As the world of Employment and Labour Relations continues to evolve, it is important for employers to understand the legal distinctions between casual and permanent employment. The recent Court of Appeal decision in the case of Kenyatta University v Esther Njeri Maina (2022) eKLR serves as a reminder of the implications of not complying with these distinctions.
The Respondent, Esther Njeri Maina, was employed as a secretary by Kenyatta University in August 2009 and had been in continuous employment for almost 10 years. She was being paid a daily wage on a monthly basis and she did not have a written employment contract until 2018 when she was made to sign a fixed-term contract. She worked without any off days, maternity leave, sick leave or annual leave, and argued that her employment was permanent despite being initially employed as a casual employee. The University, on the other hand, stated that it was within their policy to employ casual employees to perform work that was not permanent in nature and that the Respondent executed the contract willingly and should not be allowed to escape the consequences.
The key issue, in this case, was the interpretation of Section 37 of the Employment Act, which states that if an employee works for a period or a number of continuous working days which amount in the aggregate to the equivalent of not less than one month; or performs work which cannot reasonably be expected to be completed within a period, or a number of working days amounting in the aggregate to the equivalent of three months or more, the contract of service of the casual employee shall be deemed to be one where wages are paid monthly and they will be entitled to a month’s notice of termination.
According to Section 35(3), an employee who works continuously for two months or more from the date of employment as a casual employee shall be entitled to such terms and conditions of service as he would have been entitled to had he not initially been employed as a casual employee.
The Employment and Labour Relations Court (Wasilwa J.) found that the Respondent’s employment relationship was not casual but was permanent and pensionable, as provided for in Section 37. Additionally, the Court found that the Respondent’s right to fair labour practices, as guaranteed by Article 41 of the Constitution of Kenya, was violated as she was not issued with permanent terms of employment after three months as a casual employee and was denied minimum terms and conditions of employment as per the Employment Act.
The University appealed the decision of the Employment and Labour Relations court on the grounds that the Judge misapprehended Section 37 of the Employment Act and that the Judge committed an error in ignoring the contract between the employer and employee.

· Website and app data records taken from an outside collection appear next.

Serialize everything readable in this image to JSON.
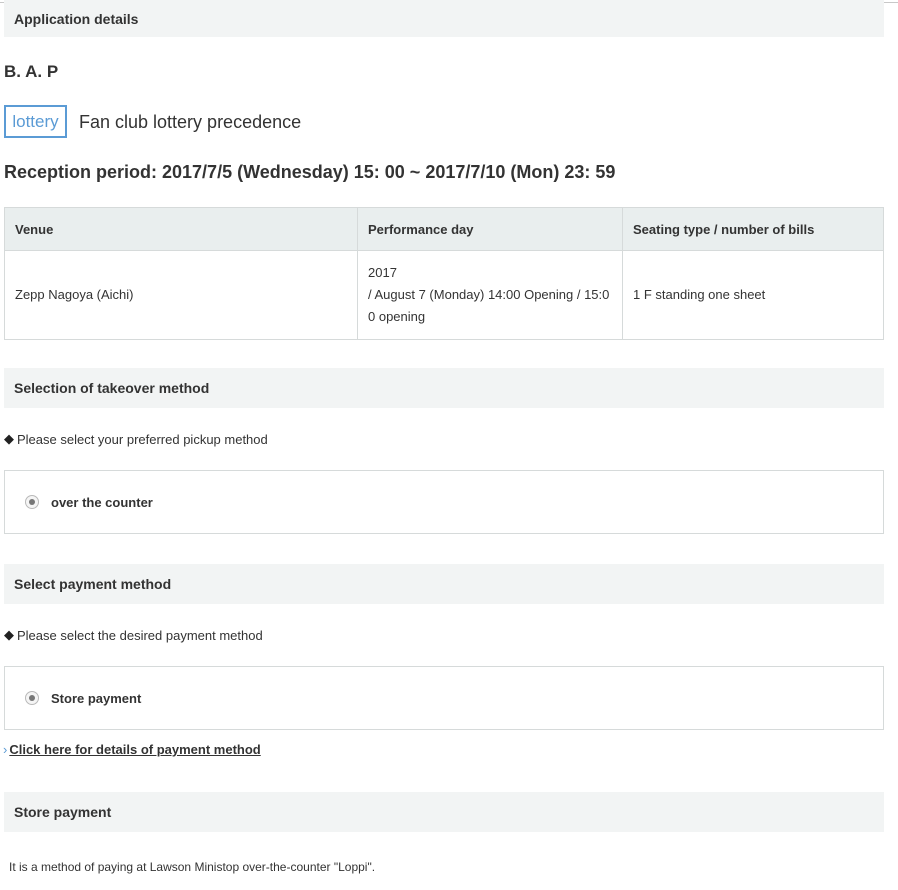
{
  "app_details": {
    "title": "Application details"
  },
  "artist": "B. A. P",
  "badge": {
    "label": "lottery",
    "description": "Fan club lottery precedence"
  },
  "reception_period": "Reception period: 2017/7/5 (Wednesday) 15: 00 ~ 2017/7/10 (Mon) 23: 59",
  "table": {
    "headers": [
      "Venue",
      "Performance day",
      "Seating type / number of bills"
    ],
    "row": {
      "venue": "Zepp Nagoya (Aichi)",
      "day_line1": "2017",
      "day_line2": "/ August 7 (Monday) 14:00 Opening / 15:0",
      "day_line3": "0 opening",
      "seating": "1 F standing one sheet"
    }
  },
  "takeover": {
    "title": "Selection of takeover method",
    "instruction": "Please select your preferred pickup method",
    "option": "over the counter"
  },
  "payment": {
    "title": "Select payment method",
    "instruction": "Please select the desired payment method",
    "option": "Store payment",
    "details_link": "Click here for details of payment method"
  },
  "store_payment": {
    "title": "Store payment",
    "note": "It is a method of paying at Lawson Ministop over-the-counter \"Loppi\"."
  },
  "icons": {
    "diamond": "diamond-bullet-icon",
    "radio": "radio-selected-icon",
    "chevron": "chevron-right-icon"
  },
  "colors": {
    "accent": "#5b9bd5",
    "section_bg": "#f2f4f4",
    "table_header_bg": "#e9eeee"
  }
}
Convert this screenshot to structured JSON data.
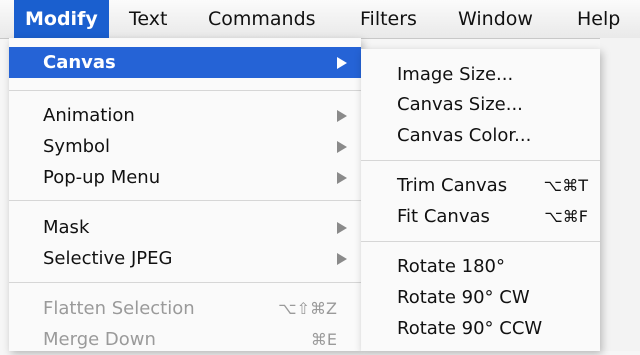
{
  "menubar": {
    "items": [
      {
        "label": "Modify"
      },
      {
        "label": "Text"
      },
      {
        "label": "Commands"
      },
      {
        "label": "Filters"
      },
      {
        "label": "Window"
      },
      {
        "label": "Help"
      }
    ]
  },
  "modify_menu": {
    "items": [
      {
        "label": "Canvas",
        "has_submenu": true,
        "state": "highlighted"
      },
      {
        "label": "Animation",
        "has_submenu": true
      },
      {
        "label": "Symbol",
        "has_submenu": true
      },
      {
        "label": "Pop-up Menu",
        "has_submenu": true
      },
      {
        "label": "Mask",
        "has_submenu": true
      },
      {
        "label": "Selective JPEG",
        "has_submenu": true
      },
      {
        "label": "Flatten Selection",
        "shortcut": "⌥⇧⌘Z",
        "state": "disabled"
      },
      {
        "label": "Merge Down",
        "shortcut": "⌘E",
        "state": "disabled"
      }
    ]
  },
  "canvas_submenu": {
    "items": [
      {
        "label": "Image Size..."
      },
      {
        "label": "Canvas Size..."
      },
      {
        "label": "Canvas Color..."
      },
      {
        "label": "Trim Canvas",
        "shortcut": "⌥⌘T"
      },
      {
        "label": "Fit Canvas",
        "shortcut": "⌥⌘F"
      },
      {
        "label": "Rotate 180°"
      },
      {
        "label": "Rotate 90° CW"
      },
      {
        "label": "Rotate 90° CCW"
      }
    ]
  },
  "colors": {
    "highlight": "#2563d6",
    "menubar_active": "#1a5fcf",
    "disabled_text": "#9a9a9a"
  },
  "icons": {
    "submenu_indicator": "chevron-right-icon"
  }
}
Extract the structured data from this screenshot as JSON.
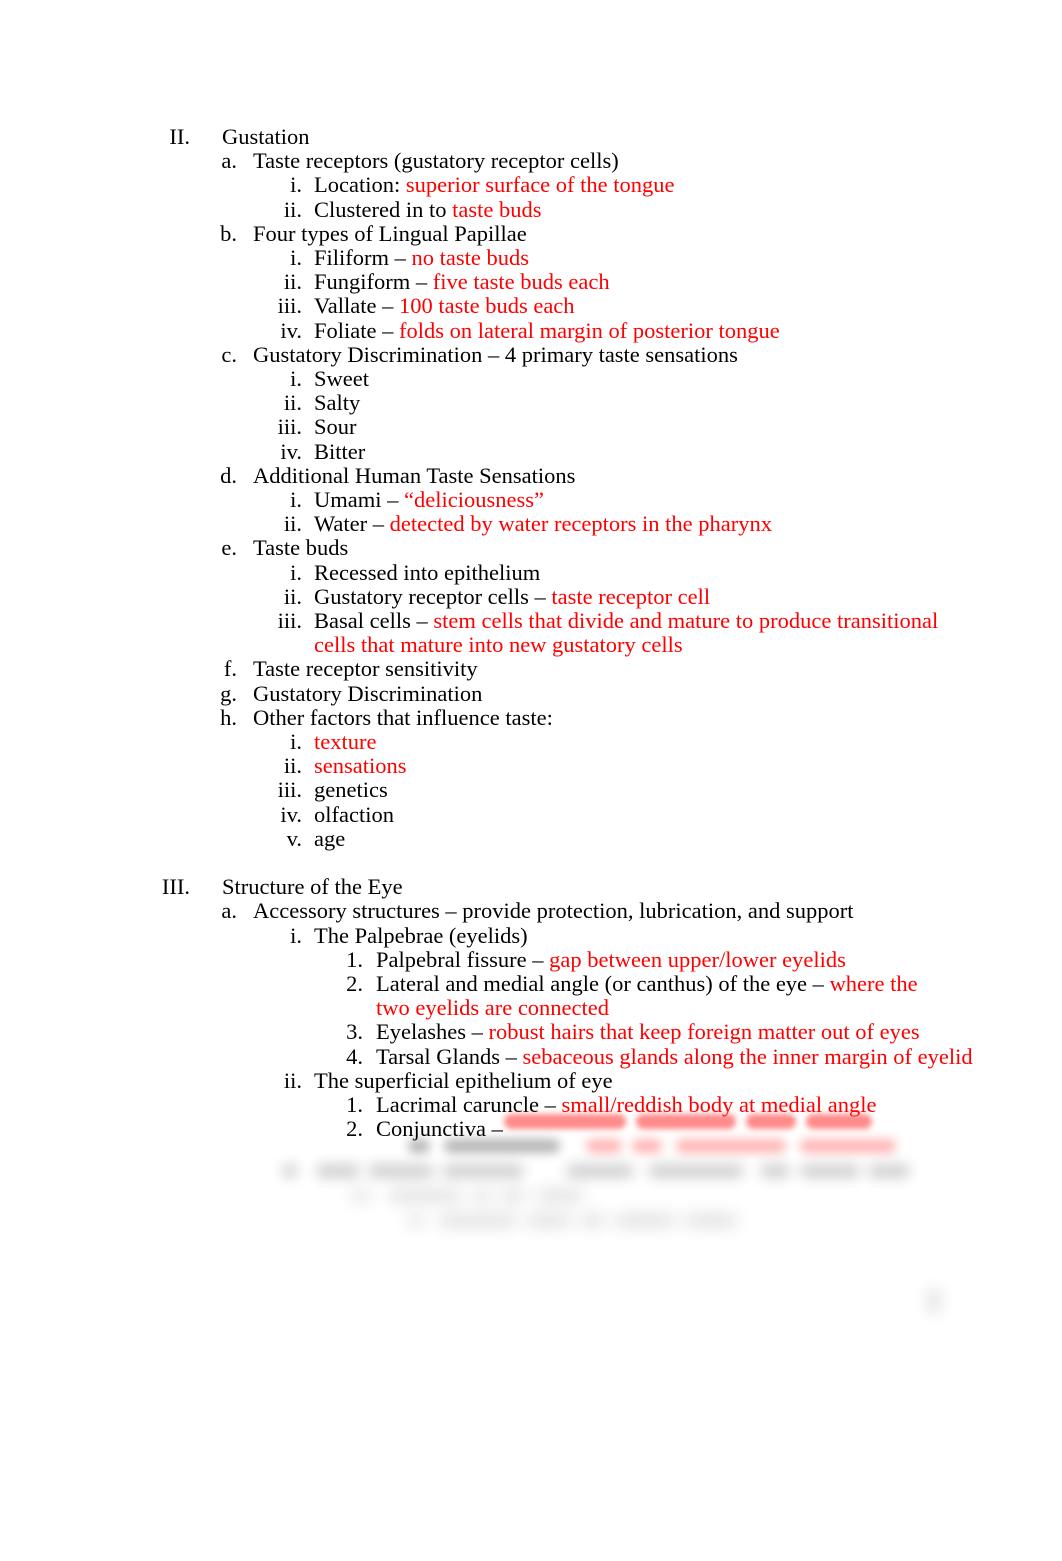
{
  "document": {
    "type": "lecture-outline",
    "colors": {
      "text": "#000000",
      "annotation_red": "#ff0000",
      "page_background": "#ffffff"
    },
    "sections": [
      {
        "marker": "II.",
        "title": "Gustation",
        "items": [
          {
            "marker": "a.",
            "text": "Taste receptors (gustatory receptor cells)",
            "items": [
              {
                "marker": "i.",
                "text": "Location: ",
                "red": "superior surface of the tongue"
              },
              {
                "marker": "ii.",
                "text": "Clustered in to ",
                "red": "taste buds"
              }
            ]
          },
          {
            "marker": "b.",
            "text": "Four types of Lingual Papillae",
            "items": [
              {
                "marker": "i.",
                "text": "Filiform – ",
                "red": "no taste buds"
              },
              {
                "marker": "ii.",
                "text": "Fungiform – ",
                "red": "five taste buds each"
              },
              {
                "marker": "iii.",
                "text": "Vallate – ",
                "red": "100 taste buds each"
              },
              {
                "marker": "iv.",
                "text": "Foliate – ",
                "red": "folds on lateral margin of posterior tongue"
              }
            ]
          },
          {
            "marker": "c.",
            "text": "Gustatory Discrimination – 4 primary taste sensations",
            "items": [
              {
                "marker": "i.",
                "text": "Sweet"
              },
              {
                "marker": "ii.",
                "text": "Salty"
              },
              {
                "marker": "iii.",
                "text": "Sour"
              },
              {
                "marker": "iv.",
                "text": "Bitter"
              }
            ]
          },
          {
            "marker": "d.",
            "text": "Additional Human Taste Sensations",
            "items": [
              {
                "marker": "i.",
                "text": "Umami – ",
                "red": "“deliciousness”"
              },
              {
                "marker": "ii.",
                "text": "Water – ",
                "red": "detected by water receptors in the pharynx"
              }
            ]
          },
          {
            "marker": "e.",
            "text": "Taste buds",
            "items": [
              {
                "marker": "i.",
                "text": "Recessed into epithelium"
              },
              {
                "marker": "ii.",
                "text": "Gustatory receptor cells – ",
                "red": "taste receptor cell"
              },
              {
                "marker": "iii.",
                "text": "Basal cells – ",
                "red": "stem cells that divide and mature to produce transitional cells that mature into new gustatory cells"
              }
            ]
          },
          {
            "marker": "f.",
            "text": "Taste receptor sensitivity"
          },
          {
            "marker": "g.",
            "text": "Gustatory Discrimination"
          },
          {
            "marker": "h.",
            "text": "Other factors that influence taste:",
            "items": [
              {
                "marker": "i.",
                "text": "",
                "red": "texture"
              },
              {
                "marker": "ii.",
                "text": "",
                "red": "sensations"
              },
              {
                "marker": "iii.",
                "text": "genetics"
              },
              {
                "marker": "iv.",
                "text": "olfaction"
              },
              {
                "marker": "v.",
                "text": "age"
              }
            ]
          }
        ]
      },
      {
        "marker": "III.",
        "title": "Structure of the Eye",
        "items": [
          {
            "marker": "a.",
            "text": "Accessory structures – provide protection, lubrication, and support",
            "items": [
              {
                "marker": "i.",
                "text": "The Palpebrae   (eyelids)",
                "items": [
                  {
                    "marker": "1.",
                    "text": "Palpebral fissure – ",
                    "red": "gap between upper/lower eyelids"
                  },
                  {
                    "marker": "2.",
                    "text": "Lateral and medial angle (or canthus) of the eye – ",
                    "red": "where the two eyelids are connected"
                  },
                  {
                    "marker": "3.",
                    "text": "Eyelashes – ",
                    "red": "robust hairs that keep foreign matter out of eyes"
                  },
                  {
                    "marker": "4.",
                    "text": "Tarsal Glands – ",
                    "red": "sebaceous glands along the inner margin of eyelid"
                  }
                ]
              },
              {
                "marker": "ii.",
                "text": "The superficial epithelium of eye",
                "items": [
                  {
                    "marker": "1.",
                    "text": "Lacrimal caruncle – ",
                    "red": "small/reddish body at medial angle"
                  },
                  {
                    "marker": "2.",
                    "text": "Conjunctiva – ",
                    "red": ""
                  }
                ]
              }
            ]
          }
        ]
      }
    ],
    "illegible_region": {
      "note": "Lower portion of the page is blurred beyond legibility",
      "visible_partial_text": "Conjunctiva –"
    }
  }
}
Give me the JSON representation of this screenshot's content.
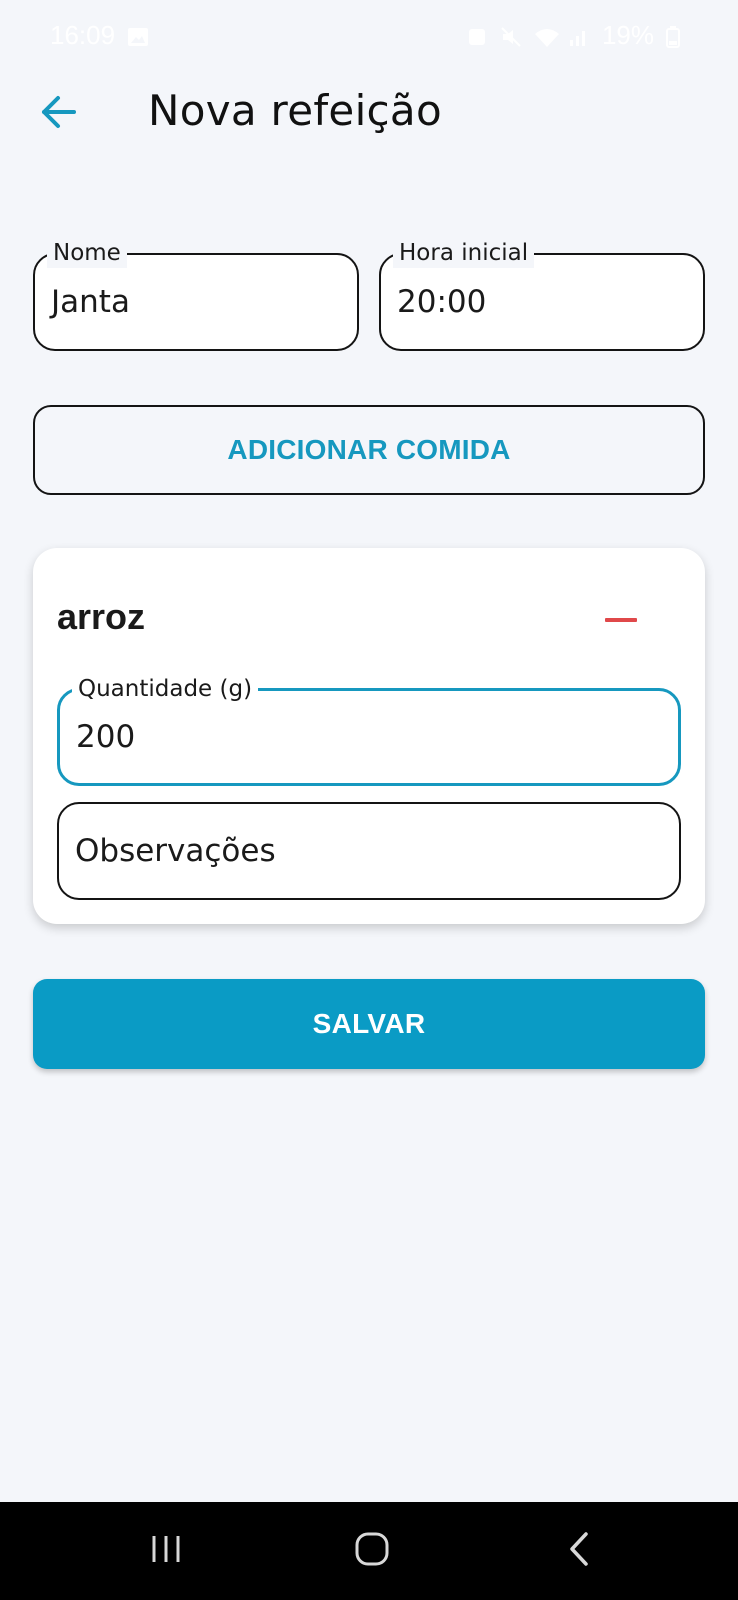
{
  "status_bar": {
    "time": "16:09",
    "battery": "19%",
    "icons": [
      "image-icon",
      "alarm-icon",
      "mute-icon",
      "wifi-icon",
      "signal-icon",
      "battery-icon"
    ]
  },
  "app_bar": {
    "back_icon": "arrow-left-icon",
    "title": "Nova refeição"
  },
  "form": {
    "name_field": {
      "label": "Nome",
      "value": "Janta"
    },
    "start_time_field": {
      "label": "Hora inicial",
      "value": "20:00"
    },
    "add_food_label": "ADICIONAR COMIDA"
  },
  "food_item": {
    "name": "arroz",
    "remove_icon": "minus-icon",
    "quantity_field": {
      "label": "Quantidade (g)",
      "value": "200"
    },
    "notes_field": {
      "placeholder": "Observações"
    }
  },
  "actions": {
    "save_label": "SALVAR"
  },
  "nav_bar": {
    "icons": [
      "recent-apps-icon",
      "home-icon",
      "back-nav-icon"
    ]
  },
  "colors": {
    "accent": "#1698bf",
    "save_button": "#0a9bc5",
    "remove": "#e0484a",
    "background": "#f4f6fa"
  }
}
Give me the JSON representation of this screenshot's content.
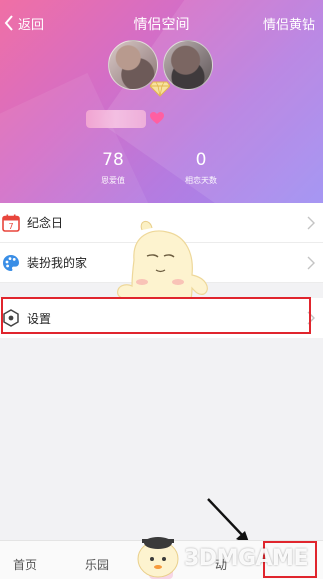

However, the Court of Appeal upheld the decision of the Employment and Labour Relations Court and found that the execution of the three-month seasonal contract was a roundabout means by the employer to circumvent the provisions of the law on casual employment. The Court held that an employer cannot have an employee under the guise of casual employment on account of ‘peak’ and ‘off peak’ seasons for such an extended period, and that there was indeed a conversion of the employment from casual to permanent and pensionable.
Furthermore, the Court found that by being retained in casual employment, the Respondent’s Constitutional rights were infringed as she was being denied the rights of a permanent employee. The Court of Appeal reasoned that the evidence showed that the employee had served from 2009, at times continuously for over a year, until 2018 when the Respondent purported to change her terms to a seasonal contract. The Court held that keeping an employee on casual terms as the University did was a violation of the right to fair labour practices as it denied them the guarantee of employment permanency.
The decision of the Court of Appeal cements the position that an employee will benefit from the provisions of Section 37(1) on conversion from casual to permanent terms once they have shown that they were continuously employed for more than three months at a time.
The resolution of this case at the appellate level supports the Judgement made in a related case, Humphrey Nyaga Thomas & 25 others v. Kenyatta University (2021) eKLR.